* _Problem description_: An exact copy of all the records is the expected answer.

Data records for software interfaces
##########

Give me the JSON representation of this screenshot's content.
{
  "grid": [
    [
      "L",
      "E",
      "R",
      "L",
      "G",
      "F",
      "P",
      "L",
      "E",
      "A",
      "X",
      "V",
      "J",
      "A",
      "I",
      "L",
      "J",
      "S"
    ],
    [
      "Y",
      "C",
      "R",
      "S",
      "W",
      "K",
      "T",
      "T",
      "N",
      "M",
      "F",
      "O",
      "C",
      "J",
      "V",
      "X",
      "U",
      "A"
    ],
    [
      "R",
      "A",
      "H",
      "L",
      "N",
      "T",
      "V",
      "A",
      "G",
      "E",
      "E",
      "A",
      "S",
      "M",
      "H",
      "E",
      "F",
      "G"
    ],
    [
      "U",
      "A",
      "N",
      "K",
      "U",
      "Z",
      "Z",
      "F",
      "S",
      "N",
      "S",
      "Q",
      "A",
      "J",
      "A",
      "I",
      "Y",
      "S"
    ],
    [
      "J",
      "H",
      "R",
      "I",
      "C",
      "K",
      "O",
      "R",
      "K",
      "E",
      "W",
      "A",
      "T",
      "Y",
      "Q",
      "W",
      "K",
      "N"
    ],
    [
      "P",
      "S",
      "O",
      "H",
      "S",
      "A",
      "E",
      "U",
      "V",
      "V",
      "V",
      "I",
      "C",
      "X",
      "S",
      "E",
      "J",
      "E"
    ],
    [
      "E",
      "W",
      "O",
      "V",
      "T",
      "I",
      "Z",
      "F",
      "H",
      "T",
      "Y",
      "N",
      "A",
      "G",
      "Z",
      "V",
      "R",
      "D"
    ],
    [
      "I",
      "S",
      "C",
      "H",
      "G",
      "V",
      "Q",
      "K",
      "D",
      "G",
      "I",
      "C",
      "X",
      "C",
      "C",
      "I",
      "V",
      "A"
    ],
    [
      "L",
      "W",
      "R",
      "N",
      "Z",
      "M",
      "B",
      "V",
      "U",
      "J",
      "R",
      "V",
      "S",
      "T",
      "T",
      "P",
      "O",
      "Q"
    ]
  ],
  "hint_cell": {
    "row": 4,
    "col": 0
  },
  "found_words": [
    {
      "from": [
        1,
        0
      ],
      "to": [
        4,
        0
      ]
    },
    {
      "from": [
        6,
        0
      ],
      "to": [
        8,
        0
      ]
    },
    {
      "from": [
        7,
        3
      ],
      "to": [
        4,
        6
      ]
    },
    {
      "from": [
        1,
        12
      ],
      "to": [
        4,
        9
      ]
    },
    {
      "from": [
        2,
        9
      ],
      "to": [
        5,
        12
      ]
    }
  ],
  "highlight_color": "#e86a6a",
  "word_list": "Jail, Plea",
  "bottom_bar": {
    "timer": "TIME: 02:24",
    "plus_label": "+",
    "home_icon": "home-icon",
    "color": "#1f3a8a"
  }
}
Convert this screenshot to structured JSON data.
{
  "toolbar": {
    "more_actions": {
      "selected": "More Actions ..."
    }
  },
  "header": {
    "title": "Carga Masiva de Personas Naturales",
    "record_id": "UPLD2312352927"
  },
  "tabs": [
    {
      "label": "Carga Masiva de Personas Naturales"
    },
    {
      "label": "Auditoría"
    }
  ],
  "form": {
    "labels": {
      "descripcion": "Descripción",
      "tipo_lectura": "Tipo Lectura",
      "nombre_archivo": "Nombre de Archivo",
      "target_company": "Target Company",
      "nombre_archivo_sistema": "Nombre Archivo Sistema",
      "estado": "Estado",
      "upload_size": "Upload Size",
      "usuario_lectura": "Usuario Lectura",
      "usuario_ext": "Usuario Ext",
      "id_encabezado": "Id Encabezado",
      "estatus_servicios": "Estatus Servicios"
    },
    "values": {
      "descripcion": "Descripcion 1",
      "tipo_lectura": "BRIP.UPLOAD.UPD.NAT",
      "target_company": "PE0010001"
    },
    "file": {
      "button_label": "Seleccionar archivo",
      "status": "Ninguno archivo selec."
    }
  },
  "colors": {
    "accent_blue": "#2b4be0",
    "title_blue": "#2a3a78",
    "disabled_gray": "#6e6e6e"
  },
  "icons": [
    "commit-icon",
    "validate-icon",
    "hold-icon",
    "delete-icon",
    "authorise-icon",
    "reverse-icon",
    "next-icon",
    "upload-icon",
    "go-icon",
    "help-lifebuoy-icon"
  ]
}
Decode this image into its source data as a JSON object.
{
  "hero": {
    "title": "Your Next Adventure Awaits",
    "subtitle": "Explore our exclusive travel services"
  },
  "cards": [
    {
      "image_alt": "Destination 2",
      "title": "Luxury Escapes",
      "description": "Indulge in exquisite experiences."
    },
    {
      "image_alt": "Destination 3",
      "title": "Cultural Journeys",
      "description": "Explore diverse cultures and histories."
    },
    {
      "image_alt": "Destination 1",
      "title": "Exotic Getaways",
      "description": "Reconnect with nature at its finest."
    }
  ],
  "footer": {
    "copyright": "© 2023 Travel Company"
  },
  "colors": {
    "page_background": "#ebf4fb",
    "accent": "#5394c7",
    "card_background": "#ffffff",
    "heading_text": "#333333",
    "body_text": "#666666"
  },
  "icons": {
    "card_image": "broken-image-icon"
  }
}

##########

* _Result_:
Give me the JSON representation of this screenshot's content.
{
  "grid": [
    [
      "L",
      "E",
      "R",
      "L",
      "G",
      "F",
      "P",
      "L",
      "E",
      "A",
      "X",
      "V",
      "J",
      "A",
      "I",
      "L",
      "J",
      "S"
    ],
    [
      "Y",
      "C",
      "R",
      "S",
      "W",
      "K",
      "T",
      "T",
      "N",
      "M",
      "F",
      "O",
      "C",
      "J",
      "V",
      "X",
      "U",
      "A"
    ],
    [
      "R",
      "A",
      "H",
      "L",
      "N",
      "T",
      "V",
      "A",
      "G",
      "E",
      "E",
      "A",
      "S",
      "M",
      "H",
      "E",
      "F",
      "G"
    ],
    [
      "U",
      "A",
      "N",
      "K",
      "U",
      "Z",
      "Z",
      "F",
      "S",
      "N",
      "S",
      "Q",
      "A",
      "J",
      "A",
      "I",
      "Y",
      "S"
    ],
    [
      "J",
      "H",
      "R",
      "I",
      "C",
      "K",
      "O",
      "R",
      "K",
      "E",
      "W",
      "A",
      "T",
      "Y",
      "Q",
      "W",
      "K",
      "N"
    ],
    [
      "P",
      "S",
      "O",
      "H",
      "S",
      "A",
      "E",
      "U",
      "V",
      "V",
      "V",
      "I",
      "C",
      "X",
      "S",
      "E",
      "J",
      "E"
    ],
    [
      "E",
      "W",
      "O",
      "V",
      "T",
      "I",
      "Z",
      "F",
      "H",
      "T",
      "Y",
      "N",
      "A",
      "G",
      "Z",
      "V",
      "R",
      "D"
    ],
    [
      "I",
      "S",
      "C",
      "H",
      "G",
      "V",
      "Q",
      "K",
      "D",
      "G",
      "I",
      "C",
      "X",
      "C",
      "C",
      "I",
      "V",
      "A"
    ],
    [
      "L",
      "W",
      "R",
      "N",
      "Z",
      "M",
      "B",
      "V",
      "U",
      "J",
      "R",
      "V",
      "S",
      "T",
      "T",
      "P",
      "O",
      "Q"
    ]
  ],
  "hint_cell": {
    "row": 4,
    "col": 0
  },
  "found_words": [
    {
      "from": [
        1,
        0
      ],
      "to": [
        4,
        0
      ]
    },
    {
      "from": [
        6,
        0
      ],
      "to": [
        8,
        0
      ]
    },
    {
      "from": [
        7,
        3
      ],
      "to": [
        4,
        6
      ]
    },
    {
      "from": [
        1,
        12
      ],
      "to": [
        4,
        9
      ]
    },
    {
      "from": [
        2,
        9
      ],
      "to": [
        5,
        12
      ]
    }
  ],
  "highlight_color": "#e86a6a",
  "word_list": "Jail, Plea",
  "bottom_bar": {
    "timer": "TIME: 02:24",
    "plus_label": "+",
    "home_icon": "home-icon",
    "color": "#1f3a8a"
  }
}
Convert this screenshot to structured JSON data.
{
  "toolbar": {
    "more_actions": {
      "selected": "More Actions ..."
    }
  },
  "header": {
    "title": "Carga Masiva de Personas Naturales",
    "record_id": "UPLD2312352927"
  },
  "tabs": [
    {
      "label": "Carga Masiva de Personas Naturales"
    },
    {
      "label": "Auditoría"
    }
  ],
  "form": {
    "labels": {
      "descripcion": "Descripción",
      "tipo_lectura": "Tipo Lectura",
      "nombre_archivo": "Nombre de Archivo",
      "target_company": "Target Company",
      "nombre_archivo_sistema": "Nombre Archivo Sistema",
      "estado": "Estado",
      "upload_size": "Upload Size",
      "usuario_lectura": "Usuario Lectura",
      "usuario_ext": "Usuario Ext",
      "id_encabezado": "Id Encabezado",
      "estatus_servicios": "Estatus Servicios"
    },
    "values": {
      "descripcion": "Descripcion 1",
      "tipo_lectura": "BRIP.UPLOAD.UPD.NAT",
      "target_company": "PE0010001"
    },
    "file": {
      "button_label": "Seleccionar archivo",
      "status": "Ninguno archivo selec."
    }
  },
  "colors": {
    "accent_blue": "#2b4be0",
    "title_blue": "#2a3a78",
    "disabled_gray": "#6e6e6e"
  },
  "icons": [
    "commit-icon",
    "validate-icon",
    "hold-icon",
    "delete-icon",
    "authorise-icon",
    "reverse-icon",
    "next-icon",
    "upload-icon",
    "go-icon",
    "help-lifebuoy-icon"
  ]
}
Decode this image into its source data as a JSON object.
{
  "hero": {
    "title": "Your Next Adventure Awaits",
    "subtitle": "Explore our exclusive travel services"
  },
  "cards": [
    {
      "image_alt": "Destination 2",
      "title": "Luxury Escapes",
      "description": "Indulge in exquisite experiences."
    },
    {
      "image_alt": "Destination 3",
      "title": "Cultural Journeys",
      "description": "Explore diverse cultures and histories."
    },
    {
      "image_alt": "Destination 1",
      "title": "Exotic Getaways",
      "description": "Reconnect with nature at its finest."
    }
  ],
  "footer": {
    "copyright": "© 2023 Travel Company"
  },
  "colors": {
    "page_background": "#ebf4fb",
    "accent": "#5394c7",
    "card_background": "#ffffff",
    "heading_text": "#333333",
    "body_text": "#666666"
  },
  "icons": {
    "card_image": "broken-image-icon"
  }
}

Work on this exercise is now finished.